-- AVAILABLE DATA follows --

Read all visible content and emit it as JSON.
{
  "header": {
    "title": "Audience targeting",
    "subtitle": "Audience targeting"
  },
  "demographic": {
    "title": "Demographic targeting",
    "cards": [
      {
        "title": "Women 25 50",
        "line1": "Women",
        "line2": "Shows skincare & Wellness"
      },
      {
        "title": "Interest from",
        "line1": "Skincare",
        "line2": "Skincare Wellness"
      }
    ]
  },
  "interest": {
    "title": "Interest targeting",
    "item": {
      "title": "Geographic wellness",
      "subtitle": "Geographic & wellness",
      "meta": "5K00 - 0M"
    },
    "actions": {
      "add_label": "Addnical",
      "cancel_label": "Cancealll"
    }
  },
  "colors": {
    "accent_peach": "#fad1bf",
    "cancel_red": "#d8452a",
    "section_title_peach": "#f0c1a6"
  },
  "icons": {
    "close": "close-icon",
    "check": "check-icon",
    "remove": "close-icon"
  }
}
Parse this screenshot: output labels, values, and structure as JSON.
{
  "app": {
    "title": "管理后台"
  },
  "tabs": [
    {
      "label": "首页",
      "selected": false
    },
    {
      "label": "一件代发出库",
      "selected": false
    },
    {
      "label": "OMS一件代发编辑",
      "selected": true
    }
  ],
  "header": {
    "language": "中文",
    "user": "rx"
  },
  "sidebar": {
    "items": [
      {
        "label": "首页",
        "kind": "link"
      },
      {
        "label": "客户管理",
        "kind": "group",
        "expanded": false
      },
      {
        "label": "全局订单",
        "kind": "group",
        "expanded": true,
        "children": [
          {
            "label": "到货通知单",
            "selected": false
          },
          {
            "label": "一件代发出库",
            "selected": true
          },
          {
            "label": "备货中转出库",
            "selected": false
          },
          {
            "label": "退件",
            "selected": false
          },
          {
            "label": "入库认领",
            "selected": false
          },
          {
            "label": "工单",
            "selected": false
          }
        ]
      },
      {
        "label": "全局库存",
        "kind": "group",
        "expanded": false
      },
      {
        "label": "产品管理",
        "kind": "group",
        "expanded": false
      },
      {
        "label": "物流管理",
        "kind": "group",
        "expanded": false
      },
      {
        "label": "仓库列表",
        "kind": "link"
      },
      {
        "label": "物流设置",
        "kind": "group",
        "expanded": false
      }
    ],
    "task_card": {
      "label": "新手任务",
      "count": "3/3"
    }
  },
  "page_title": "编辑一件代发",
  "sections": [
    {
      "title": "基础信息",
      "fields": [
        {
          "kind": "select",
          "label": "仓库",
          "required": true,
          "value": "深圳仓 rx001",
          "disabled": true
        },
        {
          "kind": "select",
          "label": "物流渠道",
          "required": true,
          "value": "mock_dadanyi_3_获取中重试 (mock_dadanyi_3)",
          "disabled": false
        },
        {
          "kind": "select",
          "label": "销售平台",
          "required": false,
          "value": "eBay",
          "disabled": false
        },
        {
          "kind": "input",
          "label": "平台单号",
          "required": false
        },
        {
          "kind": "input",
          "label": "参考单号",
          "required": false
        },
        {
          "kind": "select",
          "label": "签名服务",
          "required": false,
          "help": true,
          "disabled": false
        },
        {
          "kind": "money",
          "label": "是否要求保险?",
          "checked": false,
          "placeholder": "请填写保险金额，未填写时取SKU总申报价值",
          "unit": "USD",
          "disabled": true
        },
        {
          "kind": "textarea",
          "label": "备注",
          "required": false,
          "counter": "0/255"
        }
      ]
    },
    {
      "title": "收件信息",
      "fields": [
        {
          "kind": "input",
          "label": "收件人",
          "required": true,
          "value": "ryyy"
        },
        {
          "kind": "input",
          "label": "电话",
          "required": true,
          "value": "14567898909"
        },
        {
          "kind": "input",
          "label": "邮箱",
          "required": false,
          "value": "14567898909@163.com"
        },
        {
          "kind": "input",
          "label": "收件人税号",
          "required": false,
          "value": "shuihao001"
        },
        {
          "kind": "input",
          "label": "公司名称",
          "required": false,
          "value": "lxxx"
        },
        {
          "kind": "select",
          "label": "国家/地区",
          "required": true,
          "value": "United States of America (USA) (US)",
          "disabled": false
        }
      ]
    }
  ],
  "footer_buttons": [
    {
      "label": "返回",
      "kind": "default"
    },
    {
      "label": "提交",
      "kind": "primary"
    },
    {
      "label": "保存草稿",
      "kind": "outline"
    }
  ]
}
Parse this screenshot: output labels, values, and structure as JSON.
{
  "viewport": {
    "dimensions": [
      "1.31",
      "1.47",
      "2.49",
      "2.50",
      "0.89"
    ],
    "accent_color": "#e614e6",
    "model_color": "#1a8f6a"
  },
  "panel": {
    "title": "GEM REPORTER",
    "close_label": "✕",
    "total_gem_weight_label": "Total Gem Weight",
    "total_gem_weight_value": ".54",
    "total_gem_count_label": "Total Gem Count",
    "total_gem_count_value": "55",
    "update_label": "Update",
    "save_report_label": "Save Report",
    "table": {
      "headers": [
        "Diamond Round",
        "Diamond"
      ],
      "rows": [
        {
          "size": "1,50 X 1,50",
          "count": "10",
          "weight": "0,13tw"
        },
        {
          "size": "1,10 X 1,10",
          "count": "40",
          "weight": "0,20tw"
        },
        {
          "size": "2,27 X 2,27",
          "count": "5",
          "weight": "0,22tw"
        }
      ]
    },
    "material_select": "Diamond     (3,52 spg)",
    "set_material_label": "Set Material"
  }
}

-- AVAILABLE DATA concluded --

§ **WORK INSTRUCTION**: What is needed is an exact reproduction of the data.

§ **WRITTEN RESPONSE**:
Read all visible content and emit it as JSON.
{
  "header": {
    "title": "Audience targeting",
    "subtitle": "Audience targeting"
  },
  "demographic": {
    "title": "Demographic targeting",
    "cards": [
      {
        "title": "Women 25 50",
        "line1": "Women",
        "line2": "Shows skincare & Wellness"
      },
      {
        "title": "Interest from",
        "line1": "Skincare",
        "line2": "Skincare Wellness"
      }
    ]
  },
  "interest": {
    "title": "Interest targeting",
    "item": {
      "title": "Geographic wellness",
      "subtitle": "Geographic & wellness",
      "meta": "5K00 - 0M"
    },
    "actions": {
      "add_label": "Addnical",
      "cancel_label": "Cancealll"
    }
  },
  "colors": {
    "accent_peach": "#fad1bf",
    "cancel_red": "#d8452a",
    "section_title_peach": "#f0c1a6"
  },
  "icons": {
    "close": "close-icon",
    "check": "check-icon",
    "remove": "close-icon"
  }
}
Parse this screenshot: output labels, values, and structure as JSON.
{
  "app": {
    "title": "管理后台"
  },
  "tabs": [
    {
      "label": "首页",
      "selected": false
    },
    {
      "label": "一件代发出库",
      "selected": false
    },
    {
      "label": "OMS一件代发编辑",
      "selected": true
    }
  ],
  "header": {
    "language": "中文",
    "user": "rx"
  },
  "sidebar": {
    "items": [
      {
        "label": "首页",
        "kind": "link"
      },
      {
        "label": "客户管理",
        "kind": "group",
        "expanded": false
      },
      {
        "label": "全局订单",
        "kind": "group",
        "expanded": true,
        "children": [
          {
            "label": "到货通知单",
            "selected": false
          },
          {
            "label": "一件代发出库",
            "selected": true
          },
          {
            "label": "备货中转出库",
            "selected": false
          },
          {
            "label": "退件",
            "selected": false
          },
          {
            "label": "入库认领",
            "selected": false
          },
          {
            "label": "工单",
            "selected": false
          }
        ]
      },
      {
        "label": "全局库存",
        "kind": "group",
        "expanded": false
      },
      {
        "label": "产品管理",
        "kind": "group",
        "expanded": false
      },
      {
        "label": "物流管理",
        "kind": "group",
        "expanded": false
      },
      {
        "label": "仓库列表",
        "kind": "link"
      },
      {
        "label": "物流设置",
        "kind": "group",
        "expanded": false
      }
    ],
    "task_card": {
      "label": "新手任务",
      "count": "3/3"
    }
  },
  "page_title": "编辑一件代发",
  "sections": [
    {
      "title": "基础信息",
      "fields": [
        {
          "kind": "select",
          "label": "仓库",
          "required": true,
          "value": "深圳仓 rx001",
          "disabled": true
        },
        {
          "kind": "select",
          "label": "物流渠道",
          "required": true,
          "value": "mock_dadanyi_3_获取中重试 (mock_dadanyi_3)",
          "disabled": false
        },
        {
          "kind": "select",
          "label": "销售平台",
          "required": false,
          "value": "eBay",
          "disabled": false
        },
        {
          "kind": "input",
          "label": "平台单号",
          "required": false
        },
        {
          "kind": "input",
          "label": "参考单号",
          "required": false
        },
        {
          "kind": "select",
          "label": "签名服务",
          "required": false,
          "help": true,
          "disabled": false
        },
        {
          "kind": "money",
          "label": "是否要求保险?",
          "checked": false,
          "placeholder": "请填写保险金额，未填写时取SKU总申报价值",
          "unit": "USD",
          "disabled": true
        },
        {
          "kind": "textarea",
          "label": "备注",
          "required": false,
          "counter": "0/255"
        }
      ]
    },
    {
      "title": "收件信息",
      "fields": [
        {
          "kind": "input",
          "label": "收件人",
          "required": true,
          "value": "ryyy"
        },
        {
          "kind": "input",
          "label": "电话",
          "required": true,
          "value": "14567898909"
        },
        {
          "kind": "input",
          "label": "邮箱",
          "required": false,
          "value": "14567898909@163.com"
        },
        {
          "kind": "input",
          "label": "收件人税号",
          "required": false,
          "value": "shuihao001"
        },
        {
          "kind": "input",
          "label": "公司名称",
          "required": false,
          "value": "lxxx"
        },
        {
          "kind": "select",
          "label": "国家/地区",
          "required": true,
          "value": "United States of America (USA) (US)",
          "disabled": false
        }
      ]
    }
  ],
  "footer_buttons": [
    {
      "label": "返回",
      "kind": "default"
    },
    {
      "label": "提交",
      "kind": "primary"
    },
    {
      "label": "保存草稿",
      "kind": "outline"
    }
  ]
}
Parse this screenshot: output labels, values, and structure as JSON.
{
  "viewport": {
    "dimensions": [
      "1.31",
      "1.47",
      "2.49",
      "2.50",
      "0.89"
    ],
    "accent_color": "#e614e6",
    "model_color": "#1a8f6a"
  },
  "panel": {
    "title": "GEM REPORTER",
    "close_label": "✕",
    "total_gem_weight_label": "Total Gem Weight",
    "total_gem_weight_value": ".54",
    "total_gem_count_label": "Total Gem Count",
    "total_gem_count_value": "55",
    "update_label": "Update",
    "save_report_label": "Save Report",
    "table": {
      "headers": [
        "Diamond Round",
        "Diamond"
      ],
      "rows": [
        {
          "size": "1,50 X 1,50",
          "count": "10",
          "weight": "0,13tw"
        },
        {
          "size": "1,10 X 1,10",
          "count": "40",
          "weight": "0,20tw"
        },
        {
          "size": "2,27 X 2,27",
          "count": "5",
          "weight": "0,22tw"
        }
      ]
    },
    "material_select": "Diamond     (3,52 spg)",
    "set_material_label": "Set Material"
  }
}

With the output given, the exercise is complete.